Task statement:
Search the data for the string "Optional", and report each line where it is found.

+++++

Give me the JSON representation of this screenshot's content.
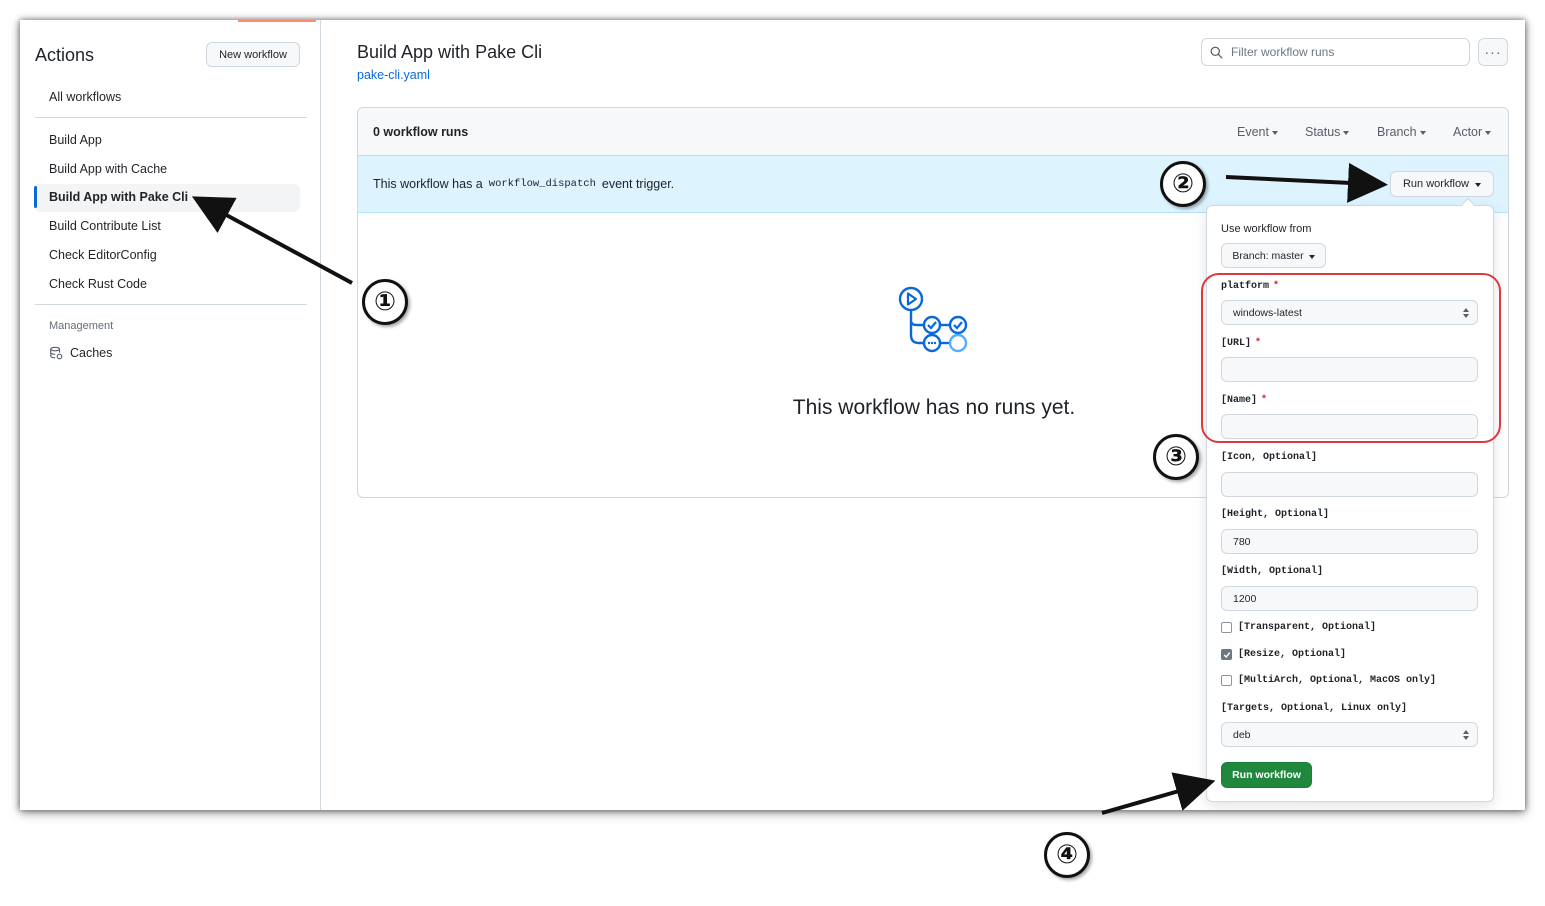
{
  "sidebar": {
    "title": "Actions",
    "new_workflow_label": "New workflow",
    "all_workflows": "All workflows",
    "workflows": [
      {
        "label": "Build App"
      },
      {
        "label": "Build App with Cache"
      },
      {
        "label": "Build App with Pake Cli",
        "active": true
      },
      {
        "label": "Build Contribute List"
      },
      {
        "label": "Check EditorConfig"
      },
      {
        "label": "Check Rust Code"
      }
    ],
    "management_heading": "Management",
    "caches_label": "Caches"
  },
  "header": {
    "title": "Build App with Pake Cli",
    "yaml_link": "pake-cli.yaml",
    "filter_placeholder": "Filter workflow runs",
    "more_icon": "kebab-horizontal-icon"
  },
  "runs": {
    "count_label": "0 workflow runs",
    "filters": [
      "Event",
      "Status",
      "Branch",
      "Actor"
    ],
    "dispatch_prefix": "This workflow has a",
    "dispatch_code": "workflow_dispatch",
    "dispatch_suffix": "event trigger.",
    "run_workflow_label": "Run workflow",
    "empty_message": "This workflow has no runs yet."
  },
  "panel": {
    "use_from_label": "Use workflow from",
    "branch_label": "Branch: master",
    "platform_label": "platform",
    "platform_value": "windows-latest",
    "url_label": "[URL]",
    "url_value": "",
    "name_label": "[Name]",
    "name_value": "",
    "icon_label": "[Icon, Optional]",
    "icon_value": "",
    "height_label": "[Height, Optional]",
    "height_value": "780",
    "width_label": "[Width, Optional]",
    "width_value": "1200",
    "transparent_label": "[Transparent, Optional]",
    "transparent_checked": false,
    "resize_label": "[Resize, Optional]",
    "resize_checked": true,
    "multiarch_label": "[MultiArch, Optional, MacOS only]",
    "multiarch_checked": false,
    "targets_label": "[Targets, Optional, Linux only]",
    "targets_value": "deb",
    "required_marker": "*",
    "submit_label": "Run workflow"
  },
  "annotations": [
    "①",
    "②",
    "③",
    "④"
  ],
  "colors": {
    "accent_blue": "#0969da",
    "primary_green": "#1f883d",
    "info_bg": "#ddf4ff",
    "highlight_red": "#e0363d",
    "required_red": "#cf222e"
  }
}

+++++

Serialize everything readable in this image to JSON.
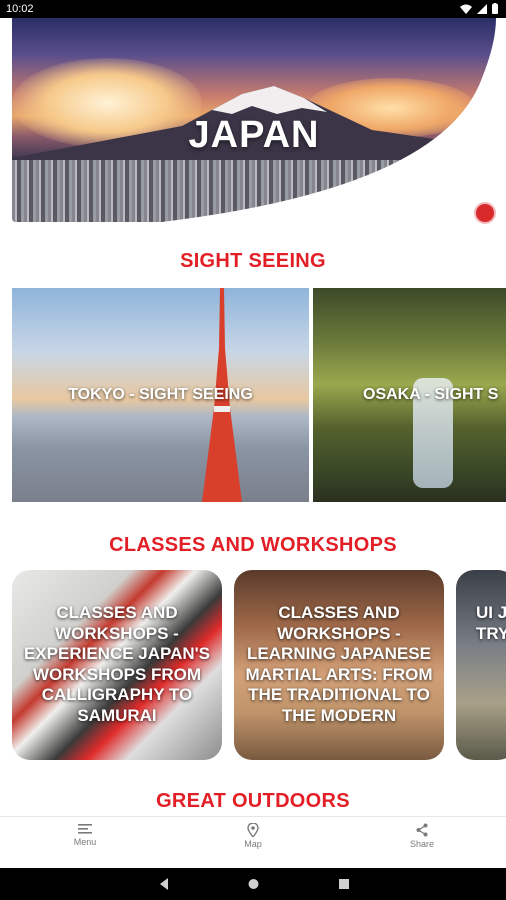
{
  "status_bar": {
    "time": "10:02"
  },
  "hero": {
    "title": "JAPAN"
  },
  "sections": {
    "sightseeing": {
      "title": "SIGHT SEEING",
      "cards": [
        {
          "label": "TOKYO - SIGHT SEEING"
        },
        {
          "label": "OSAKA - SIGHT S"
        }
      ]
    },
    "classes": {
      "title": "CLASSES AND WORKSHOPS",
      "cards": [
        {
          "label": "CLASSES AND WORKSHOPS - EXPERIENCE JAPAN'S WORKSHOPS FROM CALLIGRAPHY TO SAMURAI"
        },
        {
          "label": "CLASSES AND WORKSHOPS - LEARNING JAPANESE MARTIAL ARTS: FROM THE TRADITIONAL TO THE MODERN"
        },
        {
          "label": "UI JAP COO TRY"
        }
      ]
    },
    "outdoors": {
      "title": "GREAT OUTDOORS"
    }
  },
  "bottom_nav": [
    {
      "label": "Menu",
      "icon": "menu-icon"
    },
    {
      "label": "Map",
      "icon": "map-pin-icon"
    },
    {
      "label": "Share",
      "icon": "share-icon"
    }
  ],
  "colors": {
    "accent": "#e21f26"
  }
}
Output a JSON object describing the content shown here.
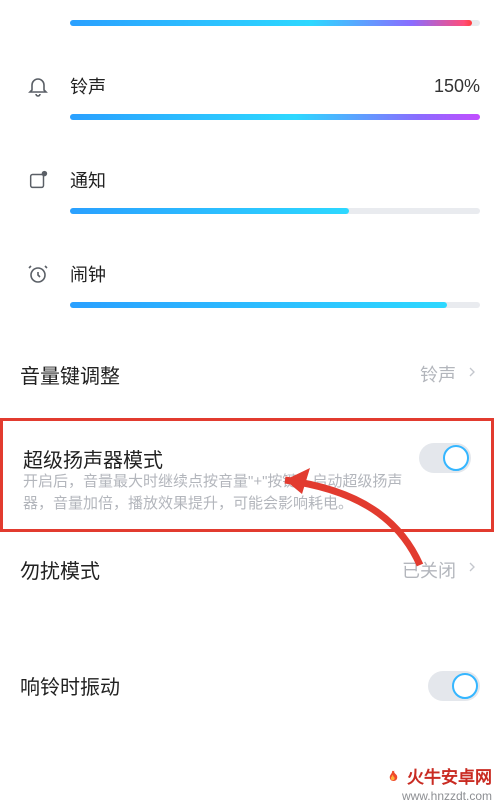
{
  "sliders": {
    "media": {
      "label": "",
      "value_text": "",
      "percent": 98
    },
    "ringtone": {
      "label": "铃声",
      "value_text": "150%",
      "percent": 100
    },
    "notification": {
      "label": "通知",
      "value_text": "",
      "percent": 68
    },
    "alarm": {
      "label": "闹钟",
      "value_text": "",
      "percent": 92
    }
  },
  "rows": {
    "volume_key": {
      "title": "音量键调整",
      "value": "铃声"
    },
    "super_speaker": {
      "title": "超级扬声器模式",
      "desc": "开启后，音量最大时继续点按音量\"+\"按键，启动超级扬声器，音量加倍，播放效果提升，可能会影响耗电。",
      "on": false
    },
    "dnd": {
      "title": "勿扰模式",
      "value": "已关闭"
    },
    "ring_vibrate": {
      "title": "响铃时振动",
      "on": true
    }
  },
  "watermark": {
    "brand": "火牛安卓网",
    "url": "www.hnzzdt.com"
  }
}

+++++

Exercise result:
    "icon_label": "[Icon, Optional]",
    "height_label": "[Height, Optional]",
    "width_label": "[Width, Optional]",
    "transparent_label": "[Transparent, Optional]",
    "resize_label": "[Resize, Optional]",
    "multiarch_label": "[MultiArch, Optional, MacOS only]",
    "targets_label": "[Targets, Optional, Linux only]",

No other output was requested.